“If I’m guessing, we’re maybe four to six months backlogged versus one to two years, which I think is significant,” he said.
But there is no timeline for when the backlog will be cleared. The board now has five investigators.
History of chronic failures
The board’s problems have been the target of the Arizona State Auditor General for over 40 years.
A 1979 audit first identified the board’s failure to protect the public, its biases in dealing with the Arizona Dental Association, a slow complaint processing system and nontransparent meeting rules and regulations.

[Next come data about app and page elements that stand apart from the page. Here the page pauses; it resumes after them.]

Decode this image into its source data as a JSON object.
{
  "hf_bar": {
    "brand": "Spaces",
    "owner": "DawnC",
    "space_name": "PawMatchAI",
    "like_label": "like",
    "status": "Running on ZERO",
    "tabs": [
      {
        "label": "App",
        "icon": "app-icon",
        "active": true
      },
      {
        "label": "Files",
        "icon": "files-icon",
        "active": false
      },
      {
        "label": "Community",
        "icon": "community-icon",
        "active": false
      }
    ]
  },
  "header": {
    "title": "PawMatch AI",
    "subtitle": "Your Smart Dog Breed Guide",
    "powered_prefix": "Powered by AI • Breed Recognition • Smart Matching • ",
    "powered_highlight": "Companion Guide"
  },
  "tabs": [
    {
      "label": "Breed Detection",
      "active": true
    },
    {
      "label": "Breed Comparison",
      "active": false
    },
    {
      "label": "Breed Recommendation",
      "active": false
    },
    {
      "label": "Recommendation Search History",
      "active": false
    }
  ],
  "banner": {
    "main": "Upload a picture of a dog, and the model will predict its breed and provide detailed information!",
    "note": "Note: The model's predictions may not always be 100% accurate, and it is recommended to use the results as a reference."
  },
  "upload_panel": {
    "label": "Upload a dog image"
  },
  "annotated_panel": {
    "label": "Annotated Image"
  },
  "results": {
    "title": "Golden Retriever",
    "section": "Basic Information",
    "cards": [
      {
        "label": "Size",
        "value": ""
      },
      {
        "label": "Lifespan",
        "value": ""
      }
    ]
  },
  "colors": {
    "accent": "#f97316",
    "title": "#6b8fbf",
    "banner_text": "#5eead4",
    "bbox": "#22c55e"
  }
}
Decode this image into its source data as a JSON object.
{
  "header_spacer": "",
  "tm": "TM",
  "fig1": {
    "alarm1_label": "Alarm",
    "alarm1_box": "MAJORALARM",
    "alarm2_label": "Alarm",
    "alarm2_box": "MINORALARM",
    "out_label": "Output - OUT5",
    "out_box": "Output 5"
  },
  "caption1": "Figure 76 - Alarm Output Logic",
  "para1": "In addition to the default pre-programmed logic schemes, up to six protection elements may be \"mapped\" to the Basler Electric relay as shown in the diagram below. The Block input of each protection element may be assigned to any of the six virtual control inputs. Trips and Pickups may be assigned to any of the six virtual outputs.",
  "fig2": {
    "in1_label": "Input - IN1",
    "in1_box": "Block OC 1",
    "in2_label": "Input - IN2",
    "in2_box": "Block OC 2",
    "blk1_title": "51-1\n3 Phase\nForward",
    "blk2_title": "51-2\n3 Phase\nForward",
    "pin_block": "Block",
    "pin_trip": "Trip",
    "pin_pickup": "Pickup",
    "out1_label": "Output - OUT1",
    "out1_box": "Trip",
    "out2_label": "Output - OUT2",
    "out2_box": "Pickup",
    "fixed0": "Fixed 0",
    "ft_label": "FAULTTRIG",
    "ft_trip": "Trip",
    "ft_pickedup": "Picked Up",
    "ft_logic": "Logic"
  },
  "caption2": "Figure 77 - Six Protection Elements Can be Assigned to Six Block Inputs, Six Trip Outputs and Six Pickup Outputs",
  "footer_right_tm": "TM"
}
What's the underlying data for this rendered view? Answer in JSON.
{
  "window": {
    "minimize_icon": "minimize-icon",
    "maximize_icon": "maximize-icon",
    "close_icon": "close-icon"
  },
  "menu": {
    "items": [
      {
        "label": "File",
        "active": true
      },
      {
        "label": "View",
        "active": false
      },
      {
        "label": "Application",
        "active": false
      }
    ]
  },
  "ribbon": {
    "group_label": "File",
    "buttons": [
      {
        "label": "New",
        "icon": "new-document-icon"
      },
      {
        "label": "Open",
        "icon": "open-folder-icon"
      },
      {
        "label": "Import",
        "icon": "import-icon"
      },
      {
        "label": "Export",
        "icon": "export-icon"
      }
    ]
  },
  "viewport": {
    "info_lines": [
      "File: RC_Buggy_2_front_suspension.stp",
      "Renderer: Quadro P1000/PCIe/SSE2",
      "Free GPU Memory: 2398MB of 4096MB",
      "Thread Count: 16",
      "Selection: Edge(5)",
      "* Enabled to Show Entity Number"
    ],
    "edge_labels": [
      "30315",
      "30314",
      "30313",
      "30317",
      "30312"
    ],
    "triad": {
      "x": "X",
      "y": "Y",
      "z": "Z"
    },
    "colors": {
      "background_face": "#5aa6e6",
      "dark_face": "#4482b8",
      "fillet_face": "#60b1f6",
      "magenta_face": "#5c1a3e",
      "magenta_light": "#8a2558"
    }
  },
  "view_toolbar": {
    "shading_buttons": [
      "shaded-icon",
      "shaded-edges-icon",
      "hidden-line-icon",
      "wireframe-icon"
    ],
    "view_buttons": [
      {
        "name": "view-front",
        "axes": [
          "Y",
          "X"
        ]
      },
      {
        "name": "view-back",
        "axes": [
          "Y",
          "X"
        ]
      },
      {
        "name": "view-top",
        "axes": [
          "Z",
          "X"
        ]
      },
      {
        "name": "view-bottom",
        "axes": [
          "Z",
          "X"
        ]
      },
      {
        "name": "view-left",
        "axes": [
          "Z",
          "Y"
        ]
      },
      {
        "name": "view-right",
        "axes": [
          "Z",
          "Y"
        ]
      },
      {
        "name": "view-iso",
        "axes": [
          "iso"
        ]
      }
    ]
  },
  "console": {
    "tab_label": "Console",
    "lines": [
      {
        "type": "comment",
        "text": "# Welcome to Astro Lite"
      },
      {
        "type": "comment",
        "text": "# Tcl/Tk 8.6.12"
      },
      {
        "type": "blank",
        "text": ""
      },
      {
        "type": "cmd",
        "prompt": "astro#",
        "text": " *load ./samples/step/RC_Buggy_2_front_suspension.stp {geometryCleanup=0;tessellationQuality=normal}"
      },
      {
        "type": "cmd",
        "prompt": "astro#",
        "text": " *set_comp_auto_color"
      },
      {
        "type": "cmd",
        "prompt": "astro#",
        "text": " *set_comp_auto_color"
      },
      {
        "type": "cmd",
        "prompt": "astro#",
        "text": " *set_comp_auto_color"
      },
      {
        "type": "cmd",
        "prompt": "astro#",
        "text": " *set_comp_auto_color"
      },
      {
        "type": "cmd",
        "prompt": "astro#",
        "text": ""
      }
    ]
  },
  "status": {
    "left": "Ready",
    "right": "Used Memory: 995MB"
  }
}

Audits from 1981, 1999, 2014 and 2022 list similar issues, such as the board’s continued failure to inform the public of its meetings and to ensure dental professionals are held accountable when fulfilling continuing education requirements.
The 1981 report noted that the board improved its complaint process, but did not do enough to serve the public:
“We also found, however, that the board still is not completely fulfilling its statutory responsibility to protect the citizens of Arizona from incompetent dental practitioners, and there is increased complainant dissatisfaction with the board’s handling of complaints.”
The 2022 audit similarly addressed the slow complaint process. The report found that the board did not resolve 32 of 35 complaints within the 180-day requirement.
At a January 2023 Health and Human Services Committee meeting in the Arizona Legislature, executive director Edmonson said the board needs more money to pay investigators appropriately.
The Arizona Legislature gave the board two years to improve.
Voightmann said the board is better than it used to be, but still must do more to protect the public.
“There’s a lot of bad dentistry in Arizona,” said Voightmann. “They’re not stopping anybody.”
Authors: This story was produced by the Howard Center for Investigative Journalism at Arizona State University’s Walter Cronkite School of Journalism and Mass Communication, an initiative of the Scripps Howard Foundation in honor of the late news industry executive and pioneer Roy W. Howard. Contact us at email@example.com or on Twitter @HowardCenterASU.